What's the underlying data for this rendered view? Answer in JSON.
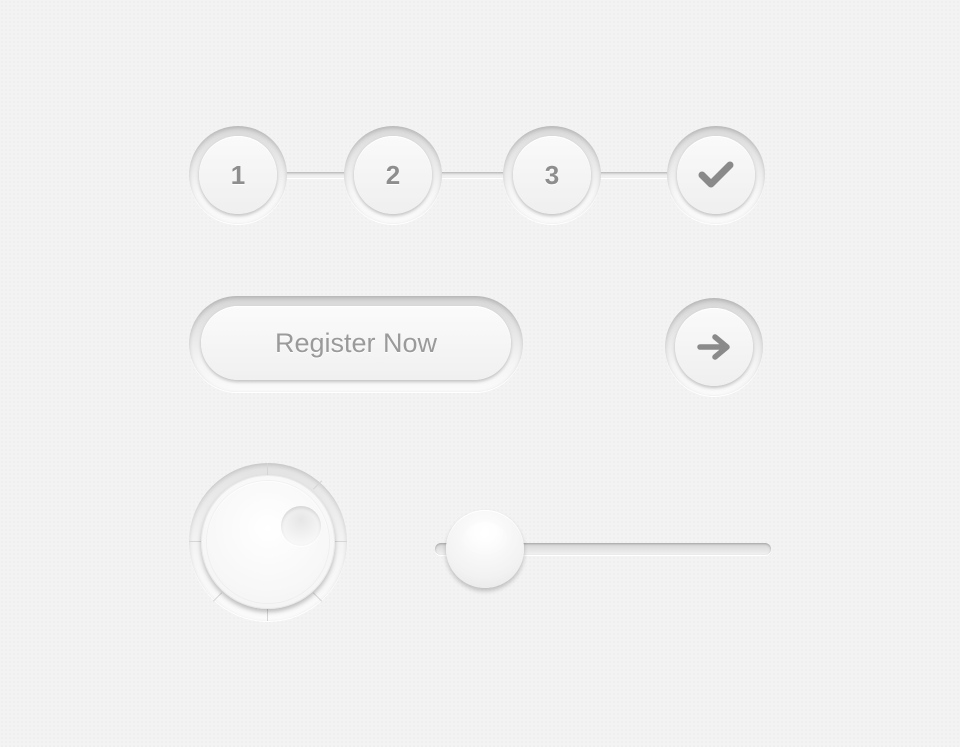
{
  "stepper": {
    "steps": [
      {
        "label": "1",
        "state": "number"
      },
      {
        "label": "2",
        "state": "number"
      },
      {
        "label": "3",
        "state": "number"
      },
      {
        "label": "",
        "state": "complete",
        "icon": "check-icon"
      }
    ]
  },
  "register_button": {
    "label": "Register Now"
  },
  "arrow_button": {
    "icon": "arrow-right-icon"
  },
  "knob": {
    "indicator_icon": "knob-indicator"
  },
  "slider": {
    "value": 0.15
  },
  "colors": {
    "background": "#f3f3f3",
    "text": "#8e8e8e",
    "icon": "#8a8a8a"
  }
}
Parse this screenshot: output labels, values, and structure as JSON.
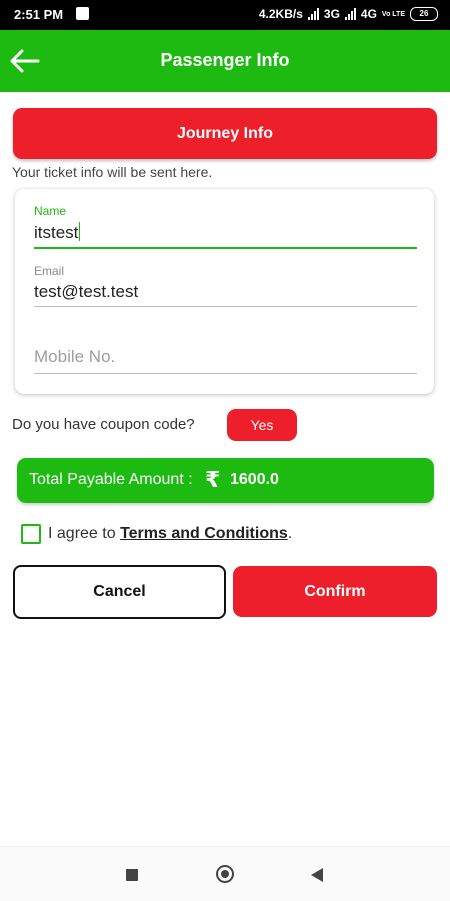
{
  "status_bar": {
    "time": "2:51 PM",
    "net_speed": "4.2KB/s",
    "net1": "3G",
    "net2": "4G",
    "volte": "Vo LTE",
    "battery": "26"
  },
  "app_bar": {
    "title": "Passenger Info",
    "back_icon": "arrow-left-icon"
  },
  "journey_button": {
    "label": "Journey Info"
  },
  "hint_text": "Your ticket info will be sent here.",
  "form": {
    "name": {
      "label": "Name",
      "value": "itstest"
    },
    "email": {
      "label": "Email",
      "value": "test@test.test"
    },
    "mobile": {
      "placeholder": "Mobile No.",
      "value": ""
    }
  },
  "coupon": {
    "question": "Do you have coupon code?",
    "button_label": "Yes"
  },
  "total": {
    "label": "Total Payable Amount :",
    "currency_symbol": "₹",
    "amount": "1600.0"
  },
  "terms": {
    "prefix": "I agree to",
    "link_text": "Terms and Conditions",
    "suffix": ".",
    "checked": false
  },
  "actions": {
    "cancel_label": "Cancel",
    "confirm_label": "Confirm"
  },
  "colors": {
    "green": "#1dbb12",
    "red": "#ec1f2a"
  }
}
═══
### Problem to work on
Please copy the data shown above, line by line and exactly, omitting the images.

### Solution for this task
What's the underlying data for this rendered view? Answer in JSON.
{
  "stepper": {
    "steps": [
      {
        "label": "1",
        "state": "number"
      },
      {
        "label": "2",
        "state": "number"
      },
      {
        "label": "3",
        "state": "number"
      },
      {
        "label": "",
        "state": "complete",
        "icon": "check-icon"
      }
    ]
  },
  "register_button": {
    "label": "Register Now"
  },
  "arrow_button": {
    "icon": "arrow-right-icon"
  },
  "knob": {
    "indicator_icon": "knob-indicator"
  },
  "slider": {
    "value": 0.15
  },
  "colors": {
    "background": "#f3f3f3",
    "text": "#8e8e8e",
    "icon": "#8a8a8a"
  }
}
Parse this screenshot: output labels, values, and structure as JSON.
{
  "status_bar": {
    "time": "2:51 PM",
    "net_speed": "4.2KB/s",
    "net1": "3G",
    "net2": "4G",
    "volte": "Vo LTE",
    "battery": "26"
  },
  "app_bar": {
    "title": "Passenger Info",
    "back_icon": "arrow-left-icon"
  },
  "journey_button": {
    "label": "Journey Info"
  },
  "hint_text": "Your ticket info will be sent here.",
  "form": {
    "name": {
      "label": "Name",
      "value": "itstest"
    },
    "email": {
      "label": "Email",
      "value": "test@test.test"
    },
    "mobile": {
      "placeholder": "Mobile No.",
      "value": ""
    }
  },
  "coupon": {
    "question": "Do you have coupon code?",
    "button_label": "Yes"
  },
  "total": {
    "label": "Total Payable Amount :",
    "currency_symbol": "₹",
    "amount": "1600.0"
  },
  "terms": {
    "prefix": "I agree to",
    "link_text": "Terms and Conditions",
    "suffix": ".",
    "checked": false
  },
  "actions": {
    "cancel_label": "Cancel",
    "confirm_label": "Confirm"
  },
  "colors": {
    "green": "#1dbb12",
    "red": "#ec1f2a"
  }
}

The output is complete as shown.